For anyone taking their lifting seriously squats hold a special place in their lives. It’s a deep and complex relationship you develop with this special movement; and like many relationships, you love it, hate it, and feel like you can’t live without it. It’s primal, as is the nature of The Big Three.
The Big Three are primal because they replicate acts of strength we’ve been performing for the entire history of our species. With the bench we are pushing something away from us. It’s aggressive, like a confrontation. The deadlift is picking something up. This one is obvious; an action we’ve needed to perform probably more than any other basic movement.
The squat diverges from this theme somewhat. It obviously builds very functional strength, but doesn’t have as direct of a correlation to a natural movement. I relate it to an aspect of humanity that’s more philosophical, but no less primal: struggle.
There’s no easy squat day. If you had an easy leg day then you can have no doubt that you’re doing it wrong. Unless you’re deloading It should always be difficult. It’s a struggle. Depending on the lifter this struggle can begin long before the actual lift. I tend to believe that the more advanced the lifter the sooner this struggle begins. The importance of it is known, and even if you know you’re going to squat in 50 of the 52 weeks in year, that 2% matters.

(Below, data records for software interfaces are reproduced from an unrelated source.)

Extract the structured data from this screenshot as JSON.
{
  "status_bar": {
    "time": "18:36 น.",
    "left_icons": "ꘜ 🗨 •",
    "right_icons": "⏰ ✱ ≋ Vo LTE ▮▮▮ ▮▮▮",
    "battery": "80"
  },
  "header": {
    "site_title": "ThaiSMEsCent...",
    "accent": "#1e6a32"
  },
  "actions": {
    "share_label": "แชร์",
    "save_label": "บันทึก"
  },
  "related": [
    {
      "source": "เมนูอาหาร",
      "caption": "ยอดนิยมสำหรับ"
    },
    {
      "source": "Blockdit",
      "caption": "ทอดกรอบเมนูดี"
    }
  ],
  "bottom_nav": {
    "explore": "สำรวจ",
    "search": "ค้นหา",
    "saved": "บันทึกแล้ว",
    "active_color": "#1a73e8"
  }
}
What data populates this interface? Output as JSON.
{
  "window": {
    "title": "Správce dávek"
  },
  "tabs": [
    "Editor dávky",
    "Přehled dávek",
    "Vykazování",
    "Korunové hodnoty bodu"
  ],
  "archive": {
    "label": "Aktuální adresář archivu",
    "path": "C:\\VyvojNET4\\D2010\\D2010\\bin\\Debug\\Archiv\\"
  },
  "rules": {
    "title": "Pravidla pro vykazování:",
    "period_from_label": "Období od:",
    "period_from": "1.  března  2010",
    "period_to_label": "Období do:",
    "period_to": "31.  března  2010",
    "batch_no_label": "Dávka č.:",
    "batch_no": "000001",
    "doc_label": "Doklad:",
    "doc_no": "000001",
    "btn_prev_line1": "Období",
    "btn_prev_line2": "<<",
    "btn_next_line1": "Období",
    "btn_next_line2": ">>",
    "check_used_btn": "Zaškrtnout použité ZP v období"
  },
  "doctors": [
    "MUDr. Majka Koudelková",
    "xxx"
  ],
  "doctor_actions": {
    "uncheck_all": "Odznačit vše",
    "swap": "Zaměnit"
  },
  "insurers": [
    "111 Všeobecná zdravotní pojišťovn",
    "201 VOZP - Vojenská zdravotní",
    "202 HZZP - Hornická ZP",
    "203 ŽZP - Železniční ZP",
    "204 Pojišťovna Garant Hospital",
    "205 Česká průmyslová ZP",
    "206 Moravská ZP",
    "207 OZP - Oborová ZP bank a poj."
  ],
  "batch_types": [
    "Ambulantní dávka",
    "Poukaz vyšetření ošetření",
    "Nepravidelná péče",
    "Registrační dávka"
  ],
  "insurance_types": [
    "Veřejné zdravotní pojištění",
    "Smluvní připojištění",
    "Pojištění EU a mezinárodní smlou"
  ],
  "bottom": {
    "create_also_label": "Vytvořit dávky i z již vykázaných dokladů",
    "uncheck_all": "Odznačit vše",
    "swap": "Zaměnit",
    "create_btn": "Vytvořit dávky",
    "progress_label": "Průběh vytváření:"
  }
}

Belted and chalked up, the bar digging into your traps, you drop down into the hole, anticipation building as you prepare to explode out of it. You’ve made it through your warm-ups and even those weren’t easy. Hit your lift and you achieve a new PR; miss it and all you have is the pain. You start to come out of the hole, and there’s that phrase, simple but like no other. If no one is yelling it at you, you’re yelling it in your mind to yourself. Head up, chest out!